Under the factual situation of this case, Chapter 61-3 has no application. The title of that chapter is "Proceedings Against Tenants Holding Over." The chapter obviously concerns itself with those tenants who refuse to relinquish possession of property after their right of possession has expired either by termination of lease or by failure to pay rental. In this case the landlord by contract had the right to go upon the property and relet it upon the breach of the lease by failure to make rental payments. Notice was given to the tenant that this right was going to be exercised. Spitzer admitted receiving this notice. The physical evidence indicated and the trial court found that Spitzer had already relinquished control of the property, therefore no demand to vacate was necessary. See Entelman v. Hagood, 95 Ga. 390, 392 (22 SE 545). Selig Enterprises sued in a common law action for damages based upon a breach of contract, a remedy it was entitled to pursue. McMillan v. Rodgers, 32 Ga. App. 647 (1) (124 SE 354). The trial court did not err in concluding that Chapter 61-3 of the Georgia Code did not apply in this case.

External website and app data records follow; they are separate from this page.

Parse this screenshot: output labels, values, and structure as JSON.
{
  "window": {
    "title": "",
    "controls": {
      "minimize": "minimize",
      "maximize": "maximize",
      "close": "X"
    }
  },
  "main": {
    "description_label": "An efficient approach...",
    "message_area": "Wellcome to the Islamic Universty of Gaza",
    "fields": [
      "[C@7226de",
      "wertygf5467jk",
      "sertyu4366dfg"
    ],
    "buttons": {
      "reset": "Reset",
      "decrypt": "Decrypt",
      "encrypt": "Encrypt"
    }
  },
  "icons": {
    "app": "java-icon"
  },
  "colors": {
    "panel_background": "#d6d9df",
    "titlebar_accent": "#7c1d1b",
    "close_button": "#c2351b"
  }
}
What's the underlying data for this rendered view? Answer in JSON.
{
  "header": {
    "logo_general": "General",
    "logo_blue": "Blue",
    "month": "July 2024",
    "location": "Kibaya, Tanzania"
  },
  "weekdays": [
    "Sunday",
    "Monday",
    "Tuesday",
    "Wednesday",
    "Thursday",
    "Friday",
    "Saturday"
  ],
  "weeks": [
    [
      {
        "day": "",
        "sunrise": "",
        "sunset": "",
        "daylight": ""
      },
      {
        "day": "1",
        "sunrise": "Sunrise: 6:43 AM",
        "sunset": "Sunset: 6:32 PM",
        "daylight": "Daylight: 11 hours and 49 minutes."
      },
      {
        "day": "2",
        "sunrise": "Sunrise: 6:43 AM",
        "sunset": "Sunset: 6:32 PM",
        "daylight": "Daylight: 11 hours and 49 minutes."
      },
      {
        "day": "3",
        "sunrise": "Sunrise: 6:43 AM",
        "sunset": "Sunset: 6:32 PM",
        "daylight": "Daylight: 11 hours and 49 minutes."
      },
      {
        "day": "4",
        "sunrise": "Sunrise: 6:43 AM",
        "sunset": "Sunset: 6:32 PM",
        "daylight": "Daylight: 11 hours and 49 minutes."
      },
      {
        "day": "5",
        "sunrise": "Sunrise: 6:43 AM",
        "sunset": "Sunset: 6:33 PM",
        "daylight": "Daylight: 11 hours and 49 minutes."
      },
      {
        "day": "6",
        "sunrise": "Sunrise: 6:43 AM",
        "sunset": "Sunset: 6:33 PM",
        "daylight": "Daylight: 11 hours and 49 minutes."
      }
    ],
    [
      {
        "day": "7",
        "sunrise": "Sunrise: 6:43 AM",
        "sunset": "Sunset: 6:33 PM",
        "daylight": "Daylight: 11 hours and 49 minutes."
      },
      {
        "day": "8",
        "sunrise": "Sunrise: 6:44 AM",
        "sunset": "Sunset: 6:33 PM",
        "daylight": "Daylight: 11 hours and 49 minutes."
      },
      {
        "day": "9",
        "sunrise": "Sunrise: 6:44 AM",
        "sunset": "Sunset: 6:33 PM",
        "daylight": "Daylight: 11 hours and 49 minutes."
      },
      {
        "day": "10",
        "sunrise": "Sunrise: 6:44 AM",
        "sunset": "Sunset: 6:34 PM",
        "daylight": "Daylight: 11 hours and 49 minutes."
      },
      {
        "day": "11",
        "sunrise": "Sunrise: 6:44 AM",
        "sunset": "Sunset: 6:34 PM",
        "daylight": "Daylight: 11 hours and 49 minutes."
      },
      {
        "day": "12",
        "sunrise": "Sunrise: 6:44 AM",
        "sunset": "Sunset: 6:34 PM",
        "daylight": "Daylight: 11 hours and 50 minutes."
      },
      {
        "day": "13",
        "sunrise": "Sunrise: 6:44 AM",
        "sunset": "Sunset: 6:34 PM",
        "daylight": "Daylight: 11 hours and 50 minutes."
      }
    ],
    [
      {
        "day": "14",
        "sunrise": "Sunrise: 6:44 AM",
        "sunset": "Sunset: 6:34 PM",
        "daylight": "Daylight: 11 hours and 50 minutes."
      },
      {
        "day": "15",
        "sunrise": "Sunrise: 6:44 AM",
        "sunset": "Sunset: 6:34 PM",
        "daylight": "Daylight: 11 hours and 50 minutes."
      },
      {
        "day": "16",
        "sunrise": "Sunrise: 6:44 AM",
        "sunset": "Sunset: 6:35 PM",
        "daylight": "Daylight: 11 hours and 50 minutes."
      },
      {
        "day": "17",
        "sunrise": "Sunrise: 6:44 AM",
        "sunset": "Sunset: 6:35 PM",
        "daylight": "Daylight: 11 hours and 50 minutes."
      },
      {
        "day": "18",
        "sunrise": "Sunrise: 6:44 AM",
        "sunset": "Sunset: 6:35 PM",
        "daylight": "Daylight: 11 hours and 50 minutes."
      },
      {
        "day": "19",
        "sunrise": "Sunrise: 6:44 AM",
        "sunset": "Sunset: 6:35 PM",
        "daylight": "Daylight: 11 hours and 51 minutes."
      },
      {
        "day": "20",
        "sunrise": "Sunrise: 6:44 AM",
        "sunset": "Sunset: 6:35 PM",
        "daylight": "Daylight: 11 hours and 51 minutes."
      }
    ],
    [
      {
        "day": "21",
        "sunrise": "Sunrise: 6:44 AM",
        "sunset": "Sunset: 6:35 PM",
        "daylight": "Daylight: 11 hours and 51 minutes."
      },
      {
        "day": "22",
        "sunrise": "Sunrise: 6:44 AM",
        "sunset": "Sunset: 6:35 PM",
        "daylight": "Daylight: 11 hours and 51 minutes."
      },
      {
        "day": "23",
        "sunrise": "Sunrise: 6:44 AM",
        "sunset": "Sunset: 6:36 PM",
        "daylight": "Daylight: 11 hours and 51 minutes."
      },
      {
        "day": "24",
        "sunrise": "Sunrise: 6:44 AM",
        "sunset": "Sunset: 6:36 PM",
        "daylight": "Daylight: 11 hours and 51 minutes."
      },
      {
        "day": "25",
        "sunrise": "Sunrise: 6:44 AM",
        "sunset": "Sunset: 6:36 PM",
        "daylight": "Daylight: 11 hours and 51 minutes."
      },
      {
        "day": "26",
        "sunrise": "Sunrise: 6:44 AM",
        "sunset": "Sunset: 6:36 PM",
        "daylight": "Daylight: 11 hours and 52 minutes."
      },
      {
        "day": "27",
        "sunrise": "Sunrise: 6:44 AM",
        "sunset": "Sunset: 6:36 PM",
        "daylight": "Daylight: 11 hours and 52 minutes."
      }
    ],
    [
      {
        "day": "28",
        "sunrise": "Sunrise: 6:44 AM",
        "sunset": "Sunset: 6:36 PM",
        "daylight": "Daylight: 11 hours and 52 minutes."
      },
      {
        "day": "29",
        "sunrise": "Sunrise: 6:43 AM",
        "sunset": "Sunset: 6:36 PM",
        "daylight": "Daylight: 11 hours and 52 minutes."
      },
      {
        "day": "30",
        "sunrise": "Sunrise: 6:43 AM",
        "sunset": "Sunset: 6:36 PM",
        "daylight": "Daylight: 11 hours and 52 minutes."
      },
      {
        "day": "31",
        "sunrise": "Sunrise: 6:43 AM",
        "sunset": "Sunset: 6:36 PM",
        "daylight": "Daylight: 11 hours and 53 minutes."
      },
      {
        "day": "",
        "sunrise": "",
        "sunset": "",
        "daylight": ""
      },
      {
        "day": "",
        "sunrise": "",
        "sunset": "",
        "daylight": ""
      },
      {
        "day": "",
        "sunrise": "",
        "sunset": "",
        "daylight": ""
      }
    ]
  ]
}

3. In his sixth and final enumeration of error, Spitzer contends that the trial court applied the wrong measure of damages. Spitzer admitted at trial that he had not paid rental from September, 1973 until the premises were relet on April 1, 1974. However, he argues that the lease required that the lessee pay only the difference between the rental collected from the subsequent lessee and the greater amount called for under the original lease. Since the rent collected from the new tenant exceeded any loss of rental, Spitzer contends nothing is due under the contract. Spitzer's contention is correct as an abstract principle of law. However, Selig Enterprises was not suing for the difference in rentals (there being no loss) but sued for the payments not paid by Spitzer during the period of default and prior to the reletting of the property. Selig Enterprises was entitled to sue for this loss. Dehco, Inc. v. Greenberg, 105 Ga. App. 236
, 238 (124 SE2d 311
). The money verdict was consistent with the amount of lost rent. The trial court did not err in applying the measure of damages as one of missed payments.
Fine & Block, Rollin E. Mallernee, II, for appellee.